I watched the dashboard video of part of the chase, and the arrest. The Miami officer certainly looked like he was driving dangerously - the clip I saw showed him switching between three lanes of traffic to avoid cars, while going noticeably faster than the camera, and without lights on.
When he got out of the car, he had an attitude of “I’m a cop, so it’s ok to do anything.” For instance, the arresting officer told him to get out of the car, turn around, and put his hands on the car. The Miami officer got out and stood there facing the arresting officer, and had to be told several times to turn around. I suspect he wouldn’t have taken it very nicely if he had a suspect that did that.
My guess is that FHP called dispatch and asked if there was some reason a Miami cruiser would be flying down the highway. FHP dispatch probably checked with Miami dispatch and told FHP that there’s nothing going on that they are aware of and to proceed with caution.
As far as FHP was concerned an out of jurisdiction squad car, going down the highway at 100+ mph, weaving in and out of traffic, with no lights or sirens and no communications with any dispatch and no apparent emergency could, as far as they know, be a stolen car. For all this FHP officer knows he’s approaching an armed ‘bad guy’ impersonating an officer…and who knows where the real officer is. In the back seat? In a ditch? In the trunk? Dead?
It is surprising how much the “cop culture” varies between localities, even within a state.
My training and first law enforcement jobs were in East-Central Florida. No one tolerated unlawful behavior amongst the co-workers. I clearly remember one co-worker loudly harrassing another because the latter had an expired inspection sticker on his personal vehicle; this persisted for a couple of days until the inspection was renewed. I have no doubt a citation would be forthcoming if it continued another few days (and this was between friends!). A similar attitude about our personal, off-duty behavior was common among departments in that county.
When I went to Northeast Florida, and both taught and worked for several agencies, I was very surprised - shocked, and angered - at the attitudes.

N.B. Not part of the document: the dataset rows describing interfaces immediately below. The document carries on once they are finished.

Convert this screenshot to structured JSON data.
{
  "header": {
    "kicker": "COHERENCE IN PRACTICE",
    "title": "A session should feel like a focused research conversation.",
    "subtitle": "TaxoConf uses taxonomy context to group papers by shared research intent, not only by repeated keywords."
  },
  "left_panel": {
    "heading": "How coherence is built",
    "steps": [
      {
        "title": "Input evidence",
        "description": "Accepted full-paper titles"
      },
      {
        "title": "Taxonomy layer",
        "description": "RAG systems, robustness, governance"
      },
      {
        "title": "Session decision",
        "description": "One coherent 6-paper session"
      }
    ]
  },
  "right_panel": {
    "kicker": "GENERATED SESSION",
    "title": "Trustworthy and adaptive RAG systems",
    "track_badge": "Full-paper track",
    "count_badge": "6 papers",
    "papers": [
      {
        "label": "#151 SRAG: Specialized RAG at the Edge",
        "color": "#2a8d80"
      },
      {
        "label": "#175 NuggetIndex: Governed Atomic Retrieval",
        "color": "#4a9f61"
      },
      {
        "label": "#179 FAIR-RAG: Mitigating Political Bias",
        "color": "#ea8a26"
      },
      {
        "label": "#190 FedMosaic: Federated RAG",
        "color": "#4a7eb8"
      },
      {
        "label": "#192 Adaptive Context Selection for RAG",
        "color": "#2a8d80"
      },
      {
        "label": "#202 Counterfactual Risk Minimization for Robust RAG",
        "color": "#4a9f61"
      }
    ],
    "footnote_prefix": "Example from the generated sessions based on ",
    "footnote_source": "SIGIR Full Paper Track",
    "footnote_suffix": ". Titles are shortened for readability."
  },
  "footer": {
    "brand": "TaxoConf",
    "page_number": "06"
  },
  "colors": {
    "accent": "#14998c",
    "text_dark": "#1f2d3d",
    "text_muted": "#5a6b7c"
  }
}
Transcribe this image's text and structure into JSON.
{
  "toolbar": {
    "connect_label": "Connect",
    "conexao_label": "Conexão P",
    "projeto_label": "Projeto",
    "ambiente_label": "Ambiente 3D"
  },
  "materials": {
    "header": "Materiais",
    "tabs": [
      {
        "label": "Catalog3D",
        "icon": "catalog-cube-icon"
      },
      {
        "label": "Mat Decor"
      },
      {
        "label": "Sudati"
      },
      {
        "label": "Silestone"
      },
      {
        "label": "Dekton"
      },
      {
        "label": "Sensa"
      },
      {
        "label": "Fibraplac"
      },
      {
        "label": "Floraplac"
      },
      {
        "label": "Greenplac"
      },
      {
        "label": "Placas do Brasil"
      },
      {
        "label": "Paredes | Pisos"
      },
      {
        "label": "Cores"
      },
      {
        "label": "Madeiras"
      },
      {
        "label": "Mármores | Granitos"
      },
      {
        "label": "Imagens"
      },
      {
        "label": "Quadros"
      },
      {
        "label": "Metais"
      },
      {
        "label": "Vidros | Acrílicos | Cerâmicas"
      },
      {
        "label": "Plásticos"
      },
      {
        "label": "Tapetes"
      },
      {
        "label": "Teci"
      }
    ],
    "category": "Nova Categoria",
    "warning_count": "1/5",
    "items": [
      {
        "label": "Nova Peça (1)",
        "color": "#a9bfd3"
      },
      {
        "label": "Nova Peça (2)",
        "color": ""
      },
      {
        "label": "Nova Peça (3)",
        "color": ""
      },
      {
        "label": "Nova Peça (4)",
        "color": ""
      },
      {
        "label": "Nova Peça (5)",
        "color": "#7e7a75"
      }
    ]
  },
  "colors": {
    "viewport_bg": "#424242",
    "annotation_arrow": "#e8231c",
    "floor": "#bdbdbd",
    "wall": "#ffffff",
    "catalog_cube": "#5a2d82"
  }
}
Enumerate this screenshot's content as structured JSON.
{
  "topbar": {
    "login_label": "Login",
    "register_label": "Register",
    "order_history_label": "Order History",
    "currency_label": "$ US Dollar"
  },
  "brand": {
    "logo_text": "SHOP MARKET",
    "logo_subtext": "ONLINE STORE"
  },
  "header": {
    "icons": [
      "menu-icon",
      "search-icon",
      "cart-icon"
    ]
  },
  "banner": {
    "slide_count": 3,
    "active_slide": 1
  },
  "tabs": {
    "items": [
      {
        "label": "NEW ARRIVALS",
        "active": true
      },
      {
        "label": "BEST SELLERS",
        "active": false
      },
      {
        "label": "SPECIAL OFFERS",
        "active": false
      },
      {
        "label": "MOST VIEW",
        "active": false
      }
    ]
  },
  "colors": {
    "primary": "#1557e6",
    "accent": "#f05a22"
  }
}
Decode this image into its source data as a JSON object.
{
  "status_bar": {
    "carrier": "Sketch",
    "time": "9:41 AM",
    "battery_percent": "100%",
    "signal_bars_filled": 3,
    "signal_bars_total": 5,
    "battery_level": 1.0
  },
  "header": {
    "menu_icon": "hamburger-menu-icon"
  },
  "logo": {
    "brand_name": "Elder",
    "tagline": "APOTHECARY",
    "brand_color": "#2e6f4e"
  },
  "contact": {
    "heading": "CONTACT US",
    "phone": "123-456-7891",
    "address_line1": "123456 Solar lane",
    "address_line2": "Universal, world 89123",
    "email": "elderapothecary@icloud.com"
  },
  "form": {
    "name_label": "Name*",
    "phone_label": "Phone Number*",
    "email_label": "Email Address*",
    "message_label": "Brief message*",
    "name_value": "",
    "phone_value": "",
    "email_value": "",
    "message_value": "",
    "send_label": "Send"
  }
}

Not “it’s OK to take bribes” level, but still very disheartening.
I think I posted about it at the time, probably in mini rants, but when we were moving in June, I got stopped for expired tags in our previous town, where everyone knew my husband, me, and the fact that he’s a deputy in the next county. Turns out that we’d been driving both vehicles with expired decals from February until June, due to an oversight on our part, and didn’t get flagged until an officer figured we might want to get that fixed before moving! If we hadn’t moved, I guess we’d have noticed only when our next tax notice came in. It seems that around here, unless someone is doing something pretty dangerous (DUI or robbery or something,) cops and their families are cut a lot of slack. (Thank goodness, because when I was pulled over, I had the contents of the gun safe in the back seat!) The cop culture here is pretty similar to that of non-urban NE Florida, and, while I’ve certainly benefited from it in the form of a couple of warnings instead of tickets, I’d just pay the fine without argument if I got that ticket. In small departments, though, the officers know that their pool of backups is limited, and most sure as hell don’t want you lollygagging during a dangerous situation because you’re ticked that your wife got a fine instead of a warning.
That said, an officer who is running that fast off duty, refuses to pull over, and is then uncooperative during the stop? I hope he is charged and loses his certification.
There have been rumors of this sort about JSO (Jax Sheriff’s Office) for years here-but rarely any hard news stories by what passes for the local media.
That said, as far as traffic enforcement goes they aren’t rigidly anal about traffic violations like a lot of other places are-if you drive like a jerk yeah you’re toast, but they don’t even take a 2nd look at someone going 10-15 over if they aren’t also doing something asshole-ey.